_Records:_
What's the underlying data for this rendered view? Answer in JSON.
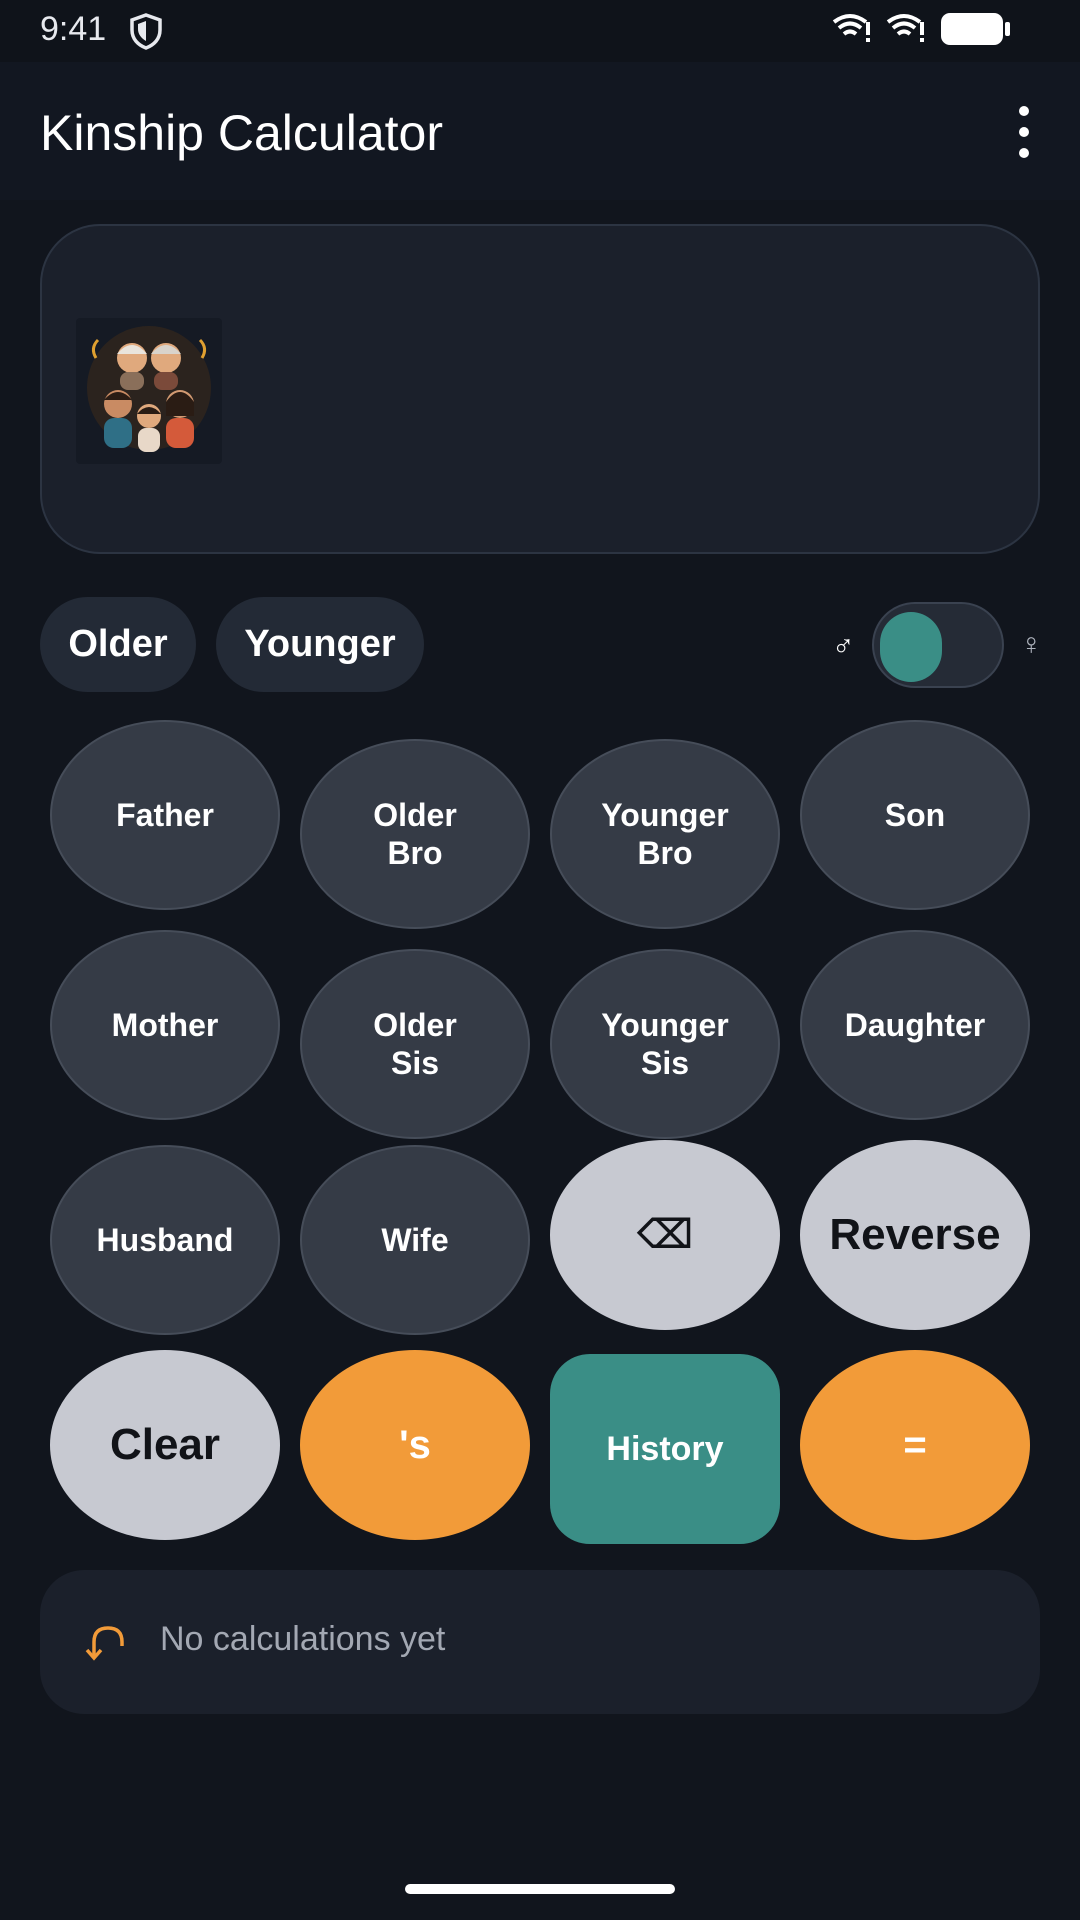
{
  "status_bar": {
    "time": "9:41"
  },
  "app_bar": {
    "title": "Kinship Calculator"
  },
  "display": {},
  "modifiers": {
    "older": "Older",
    "younger": "Younger"
  },
  "gender_toggle": {
    "male_symbol": "♂",
    "female_symbol": "♀",
    "selected": "male"
  },
  "keypad": {
    "father": "Father",
    "older_bro": "Older\nBro",
    "younger_bro": "Younger\nBro",
    "son": "Son",
    "mother": "Mother",
    "older_sis": "Older\nSis",
    "younger_sis": "Younger\nSis",
    "daughter": "Daughter",
    "husband": "Husband",
    "wife": "Wife",
    "backspace": "⌫",
    "reverse": "Reverse",
    "clear": "Clear",
    "possessive": "'s",
    "history": "History",
    "equals": "="
  },
  "history": {
    "empty_text": "No calculations yet"
  },
  "colors": {
    "accent_orange": "#f29b39",
    "accent_teal": "#3a8e86",
    "background": "#11151d"
  }
}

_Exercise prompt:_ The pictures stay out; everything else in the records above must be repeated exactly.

_Written solution:_
What's the underlying data for this rendered view? Answer in JSON.
{
  "status_bar": {
    "time": "9:41"
  },
  "app_bar": {
    "title": "Kinship Calculator"
  },
  "display": {},
  "modifiers": {
    "older": "Older",
    "younger": "Younger"
  },
  "gender_toggle": {
    "male_symbol": "♂",
    "female_symbol": "♀",
    "selected": "male"
  },
  "keypad": {
    "father": "Father",
    "older_bro": "Older\nBro",
    "younger_bro": "Younger\nBro",
    "son": "Son",
    "mother": "Mother",
    "older_sis": "Older\nSis",
    "younger_sis": "Younger\nSis",
    "daughter": "Daughter",
    "husband": "Husband",
    "wife": "Wife",
    "backspace": "⌫",
    "reverse": "Reverse",
    "clear": "Clear",
    "possessive": "'s",
    "history": "History",
    "equals": "="
  },
  "history": {
    "empty_text": "No calculations yet"
  },
  "colors": {
    "accent_orange": "#f29b39",
    "accent_teal": "#3a8e86",
    "background": "#11151d"
  }
}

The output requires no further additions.